In delivering the jail terms Judge Sally Fitzgerald commented that the culture of bribery and corruption in Auckland Transport was much wider than just these two guilty parties.
The NZ Taxpayers’ Union has issued the following media release
JUDGE'S COMMENTS SUGGEST BRIBERY MORE WIDESPREAD
Reacting to the sentencing of Stephen Borlase and Murray Noone for bribery, Jordan Williams, Executive Director of the New Zealand Taxpayers' Union says:
“Justice Fitzgerald’s has made very clear that illegal gift-giving and backhanders were much wider at Auckland Transport than just these two individuals. She notes this a number of times in the decision. While we welcome these prison sentences – which reflect the seriousness of the offending – authorities still have more work to do to weed out this sort behavior and ensure organisations like Auckland Transport are corruption free.
"The decision calls into question the whole 'collaborative approach' model of procurement applied by Auckland Transport. What we find most concerning is that despite questions to Auckland Transport by our collegues at the Auckland Ratepayers' Alliance, nothing appears to have changed. Apparently no lessons have been learned."
Will there now be a general enquiry into how contracts are awarded and how costs are justified? Certainly one would be justified based on the judge’s comments.
Despite assurances from Auckland Transport that they are now squeaky clean some dubious practices continue.
One of the big concerns of Judge Fitzgerald when she delivered her decision on the corruption case was that Progenz had effectively got an ‘insider’ in Auckland Council when ‘their man’ Murray Noone was employed by Auckland Transport. Has anything been done to stop the conflicts of interest by consultant groups who have the power to place their own people inside Auckland Council?
There is evidence that activist groups are operating through private consulting firms who have large contracts with Auckland Council. This is how they operate. First the contract consultant employs people from an activist group, say a group like Cycle Auckland. The consultants receive contracts to engage permanent staff for Auckland Council. They place more activists in Council positions. They then have the power to influence decisions and place more contracts with the consulting group and so the cycle is perpetuated. Something similar happened in the Progenz/Rodney District Council/Auckland Transport case.
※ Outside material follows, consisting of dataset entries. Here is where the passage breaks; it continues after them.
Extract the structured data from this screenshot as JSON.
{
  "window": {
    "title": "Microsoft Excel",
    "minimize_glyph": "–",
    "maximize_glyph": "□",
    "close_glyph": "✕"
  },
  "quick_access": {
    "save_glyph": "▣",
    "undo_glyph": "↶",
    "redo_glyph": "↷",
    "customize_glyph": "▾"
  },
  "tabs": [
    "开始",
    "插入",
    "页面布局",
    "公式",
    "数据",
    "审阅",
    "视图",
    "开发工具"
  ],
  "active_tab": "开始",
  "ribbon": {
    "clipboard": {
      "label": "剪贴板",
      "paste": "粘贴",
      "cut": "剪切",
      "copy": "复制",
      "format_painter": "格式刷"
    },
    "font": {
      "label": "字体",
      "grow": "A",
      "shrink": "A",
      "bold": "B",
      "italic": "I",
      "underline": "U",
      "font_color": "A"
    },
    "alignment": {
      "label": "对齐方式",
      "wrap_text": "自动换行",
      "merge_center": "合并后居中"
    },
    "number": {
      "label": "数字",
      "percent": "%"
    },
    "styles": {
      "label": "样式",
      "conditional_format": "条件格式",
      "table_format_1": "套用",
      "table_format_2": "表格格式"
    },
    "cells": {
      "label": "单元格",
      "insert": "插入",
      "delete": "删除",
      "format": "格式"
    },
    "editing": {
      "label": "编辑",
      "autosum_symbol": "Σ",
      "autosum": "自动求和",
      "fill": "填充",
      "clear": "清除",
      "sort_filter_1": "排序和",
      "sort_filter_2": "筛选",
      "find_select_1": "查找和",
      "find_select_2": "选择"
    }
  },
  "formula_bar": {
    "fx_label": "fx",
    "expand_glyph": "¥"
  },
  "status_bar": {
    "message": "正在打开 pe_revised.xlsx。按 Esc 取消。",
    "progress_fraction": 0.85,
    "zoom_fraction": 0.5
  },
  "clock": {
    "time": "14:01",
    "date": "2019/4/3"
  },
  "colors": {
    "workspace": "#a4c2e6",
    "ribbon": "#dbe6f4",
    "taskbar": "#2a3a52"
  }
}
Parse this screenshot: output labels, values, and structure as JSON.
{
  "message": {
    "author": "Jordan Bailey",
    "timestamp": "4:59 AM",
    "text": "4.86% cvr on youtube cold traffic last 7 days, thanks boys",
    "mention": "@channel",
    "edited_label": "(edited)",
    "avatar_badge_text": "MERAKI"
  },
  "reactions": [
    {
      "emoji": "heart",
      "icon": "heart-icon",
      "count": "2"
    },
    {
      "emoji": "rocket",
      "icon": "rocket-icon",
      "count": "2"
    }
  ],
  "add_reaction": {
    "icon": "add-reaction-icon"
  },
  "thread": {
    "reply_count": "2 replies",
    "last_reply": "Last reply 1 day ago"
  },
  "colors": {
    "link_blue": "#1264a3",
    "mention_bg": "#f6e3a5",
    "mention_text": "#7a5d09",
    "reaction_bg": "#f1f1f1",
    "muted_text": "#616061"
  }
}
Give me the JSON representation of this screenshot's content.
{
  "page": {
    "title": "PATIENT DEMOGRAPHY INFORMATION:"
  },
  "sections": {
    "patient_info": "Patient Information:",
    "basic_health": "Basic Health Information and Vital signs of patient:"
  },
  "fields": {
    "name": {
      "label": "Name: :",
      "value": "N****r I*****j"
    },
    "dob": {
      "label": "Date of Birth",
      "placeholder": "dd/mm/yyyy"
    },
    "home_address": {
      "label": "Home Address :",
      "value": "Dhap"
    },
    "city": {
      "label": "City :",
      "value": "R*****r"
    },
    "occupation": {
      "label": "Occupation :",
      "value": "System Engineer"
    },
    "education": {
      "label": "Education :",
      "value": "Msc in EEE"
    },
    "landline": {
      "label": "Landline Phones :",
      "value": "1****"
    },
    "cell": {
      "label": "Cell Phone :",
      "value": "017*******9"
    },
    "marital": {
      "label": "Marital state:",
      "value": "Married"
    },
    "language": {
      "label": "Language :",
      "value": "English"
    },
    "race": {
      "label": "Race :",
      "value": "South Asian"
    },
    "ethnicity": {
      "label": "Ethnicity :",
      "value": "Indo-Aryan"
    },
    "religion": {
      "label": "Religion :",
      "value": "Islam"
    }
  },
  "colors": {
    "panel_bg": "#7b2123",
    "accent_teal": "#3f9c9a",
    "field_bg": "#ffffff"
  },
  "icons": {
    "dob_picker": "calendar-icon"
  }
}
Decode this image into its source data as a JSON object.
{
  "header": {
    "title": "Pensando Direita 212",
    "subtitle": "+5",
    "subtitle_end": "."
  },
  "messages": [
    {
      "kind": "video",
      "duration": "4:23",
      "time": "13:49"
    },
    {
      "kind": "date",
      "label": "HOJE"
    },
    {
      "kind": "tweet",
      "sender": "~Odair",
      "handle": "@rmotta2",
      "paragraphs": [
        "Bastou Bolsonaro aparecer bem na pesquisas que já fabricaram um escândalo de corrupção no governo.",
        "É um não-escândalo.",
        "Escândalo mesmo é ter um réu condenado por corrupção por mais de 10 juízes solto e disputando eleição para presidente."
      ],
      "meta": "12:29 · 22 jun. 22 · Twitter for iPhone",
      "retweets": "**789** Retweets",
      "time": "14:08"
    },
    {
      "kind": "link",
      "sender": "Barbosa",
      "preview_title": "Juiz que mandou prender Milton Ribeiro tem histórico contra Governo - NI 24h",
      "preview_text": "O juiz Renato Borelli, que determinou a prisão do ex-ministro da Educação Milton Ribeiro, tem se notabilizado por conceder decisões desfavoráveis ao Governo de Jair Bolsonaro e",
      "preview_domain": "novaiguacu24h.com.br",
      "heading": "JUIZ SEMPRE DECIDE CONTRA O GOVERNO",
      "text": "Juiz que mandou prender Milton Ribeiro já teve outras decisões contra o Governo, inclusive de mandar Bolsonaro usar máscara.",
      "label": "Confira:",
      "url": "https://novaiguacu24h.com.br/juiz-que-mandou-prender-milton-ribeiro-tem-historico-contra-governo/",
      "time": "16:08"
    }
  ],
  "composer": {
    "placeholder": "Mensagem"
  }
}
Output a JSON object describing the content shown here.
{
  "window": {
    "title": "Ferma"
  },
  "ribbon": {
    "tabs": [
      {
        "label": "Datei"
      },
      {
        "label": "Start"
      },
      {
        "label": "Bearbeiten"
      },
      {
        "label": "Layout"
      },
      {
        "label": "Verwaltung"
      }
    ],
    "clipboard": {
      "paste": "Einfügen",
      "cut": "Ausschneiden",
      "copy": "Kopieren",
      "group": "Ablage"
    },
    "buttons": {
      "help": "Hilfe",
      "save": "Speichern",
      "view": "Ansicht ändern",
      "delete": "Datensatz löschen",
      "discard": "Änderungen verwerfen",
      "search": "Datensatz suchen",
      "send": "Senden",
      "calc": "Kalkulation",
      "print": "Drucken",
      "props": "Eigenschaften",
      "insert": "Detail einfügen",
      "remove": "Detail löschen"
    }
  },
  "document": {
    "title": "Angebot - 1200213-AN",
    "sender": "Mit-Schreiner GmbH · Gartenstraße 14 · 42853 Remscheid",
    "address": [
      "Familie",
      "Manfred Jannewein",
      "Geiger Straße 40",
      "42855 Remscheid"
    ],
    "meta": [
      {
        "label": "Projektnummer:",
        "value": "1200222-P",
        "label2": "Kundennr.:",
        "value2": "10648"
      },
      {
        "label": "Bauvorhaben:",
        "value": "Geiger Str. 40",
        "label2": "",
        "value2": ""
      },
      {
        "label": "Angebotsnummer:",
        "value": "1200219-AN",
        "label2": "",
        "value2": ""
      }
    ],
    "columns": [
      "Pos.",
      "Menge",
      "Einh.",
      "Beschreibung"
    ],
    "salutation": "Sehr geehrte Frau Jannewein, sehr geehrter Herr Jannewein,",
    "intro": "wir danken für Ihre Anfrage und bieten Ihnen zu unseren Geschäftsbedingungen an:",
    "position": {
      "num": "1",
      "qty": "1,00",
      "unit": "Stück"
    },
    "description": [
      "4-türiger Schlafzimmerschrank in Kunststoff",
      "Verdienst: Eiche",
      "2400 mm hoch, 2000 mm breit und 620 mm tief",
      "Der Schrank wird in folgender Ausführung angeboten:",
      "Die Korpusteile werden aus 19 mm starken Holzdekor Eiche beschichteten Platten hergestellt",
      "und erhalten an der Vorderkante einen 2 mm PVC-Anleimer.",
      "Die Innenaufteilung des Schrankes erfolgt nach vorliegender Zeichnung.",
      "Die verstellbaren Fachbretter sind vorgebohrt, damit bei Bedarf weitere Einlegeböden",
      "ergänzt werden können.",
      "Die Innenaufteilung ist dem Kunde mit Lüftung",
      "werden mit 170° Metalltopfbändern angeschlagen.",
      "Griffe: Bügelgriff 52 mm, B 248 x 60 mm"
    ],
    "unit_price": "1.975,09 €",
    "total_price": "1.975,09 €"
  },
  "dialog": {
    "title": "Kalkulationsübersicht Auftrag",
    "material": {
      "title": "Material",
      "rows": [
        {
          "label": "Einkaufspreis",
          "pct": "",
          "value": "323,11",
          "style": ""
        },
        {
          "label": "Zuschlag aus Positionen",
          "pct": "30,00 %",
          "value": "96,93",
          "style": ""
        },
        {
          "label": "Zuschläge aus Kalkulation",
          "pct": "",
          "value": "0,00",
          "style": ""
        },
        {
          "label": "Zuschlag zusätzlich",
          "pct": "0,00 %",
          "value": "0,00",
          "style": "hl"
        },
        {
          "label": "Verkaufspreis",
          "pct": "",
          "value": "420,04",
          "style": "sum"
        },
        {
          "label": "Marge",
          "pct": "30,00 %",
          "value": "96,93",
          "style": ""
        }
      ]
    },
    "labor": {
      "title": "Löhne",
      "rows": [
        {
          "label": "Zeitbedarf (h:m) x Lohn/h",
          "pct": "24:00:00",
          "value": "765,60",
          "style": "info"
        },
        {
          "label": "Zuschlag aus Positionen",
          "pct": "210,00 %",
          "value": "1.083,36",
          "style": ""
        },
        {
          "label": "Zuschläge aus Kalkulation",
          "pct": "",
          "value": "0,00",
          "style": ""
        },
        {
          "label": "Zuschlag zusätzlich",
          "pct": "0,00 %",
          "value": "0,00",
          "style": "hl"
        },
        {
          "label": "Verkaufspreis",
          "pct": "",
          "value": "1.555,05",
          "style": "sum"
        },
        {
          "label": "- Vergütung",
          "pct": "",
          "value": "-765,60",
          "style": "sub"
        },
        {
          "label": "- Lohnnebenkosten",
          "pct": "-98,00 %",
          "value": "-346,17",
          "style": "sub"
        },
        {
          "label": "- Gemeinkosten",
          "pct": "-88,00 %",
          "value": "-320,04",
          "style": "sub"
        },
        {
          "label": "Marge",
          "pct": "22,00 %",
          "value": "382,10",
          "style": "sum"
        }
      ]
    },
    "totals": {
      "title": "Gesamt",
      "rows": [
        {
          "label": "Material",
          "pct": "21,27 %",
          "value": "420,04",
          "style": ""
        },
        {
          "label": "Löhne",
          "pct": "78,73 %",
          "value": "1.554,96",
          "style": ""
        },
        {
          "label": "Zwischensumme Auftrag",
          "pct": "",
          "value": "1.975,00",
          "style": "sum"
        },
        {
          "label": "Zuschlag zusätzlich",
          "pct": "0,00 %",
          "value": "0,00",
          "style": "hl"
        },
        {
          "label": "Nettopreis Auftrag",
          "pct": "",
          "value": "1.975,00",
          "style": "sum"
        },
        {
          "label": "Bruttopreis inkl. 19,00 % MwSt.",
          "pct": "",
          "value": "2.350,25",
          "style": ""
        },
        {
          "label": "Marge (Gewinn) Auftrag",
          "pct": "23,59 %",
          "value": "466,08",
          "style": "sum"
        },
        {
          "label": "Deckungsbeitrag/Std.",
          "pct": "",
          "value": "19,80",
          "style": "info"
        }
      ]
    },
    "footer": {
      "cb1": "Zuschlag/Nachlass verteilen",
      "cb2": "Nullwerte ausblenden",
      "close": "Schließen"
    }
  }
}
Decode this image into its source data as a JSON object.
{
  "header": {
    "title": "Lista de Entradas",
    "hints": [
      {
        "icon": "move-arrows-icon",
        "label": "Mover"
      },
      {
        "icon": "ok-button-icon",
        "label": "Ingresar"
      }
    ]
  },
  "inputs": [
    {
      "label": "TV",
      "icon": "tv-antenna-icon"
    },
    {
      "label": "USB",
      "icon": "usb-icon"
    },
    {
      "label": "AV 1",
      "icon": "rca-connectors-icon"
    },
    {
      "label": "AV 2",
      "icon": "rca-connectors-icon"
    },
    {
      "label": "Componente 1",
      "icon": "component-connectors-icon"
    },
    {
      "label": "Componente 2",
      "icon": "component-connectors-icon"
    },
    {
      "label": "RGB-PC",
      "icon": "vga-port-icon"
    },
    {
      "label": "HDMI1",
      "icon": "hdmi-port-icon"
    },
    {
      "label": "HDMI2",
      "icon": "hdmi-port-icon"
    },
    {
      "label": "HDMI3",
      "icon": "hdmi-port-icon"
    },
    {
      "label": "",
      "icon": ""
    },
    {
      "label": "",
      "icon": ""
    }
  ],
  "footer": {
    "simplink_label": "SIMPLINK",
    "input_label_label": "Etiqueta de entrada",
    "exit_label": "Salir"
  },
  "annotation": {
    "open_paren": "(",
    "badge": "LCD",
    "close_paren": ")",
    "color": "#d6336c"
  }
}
The growth in the power and influence of cycling groups in the last six years might well be a case in point. A hugely disproportionate amount of Council funds has been spent on cycling in the last six years, especially when less than 1% of commuters are cyclists. Cycle lanes abound pushing out cars and increasing the traffic congestion in central Auckland. Luke Christiansen, a cycle advocate, is employed by consultants MRCagney along with other known cycle advocates. MRCagney were paid $3 million in consulting fees for Auckland Council and Auckland Transport in the last two years alone.
This prompts a whole series of questions. Is there any connection between the growth in Council funding for cycling and the numbers of cycle advocates employed by Council? Were any of the consulting fees paid to MRCagney used to appoint managers for Auckland Transport? Specifically, were any cycling managers engaged by MRCagney staff on behalf of Auckland Transport? Has Auckland Transport paid MRCagney any contract fees for work on cycling related contracts?
Power and influence might not qualify as bribery and corruption but, given the comments from Judge Fitzgerald, Auckland Council, and particularly Auckland Transport, should be super vigilant about how they conduct themselves so that conflicts of interest do not occur. Otherwise ratepayers will suspect the cycle is happening all over again.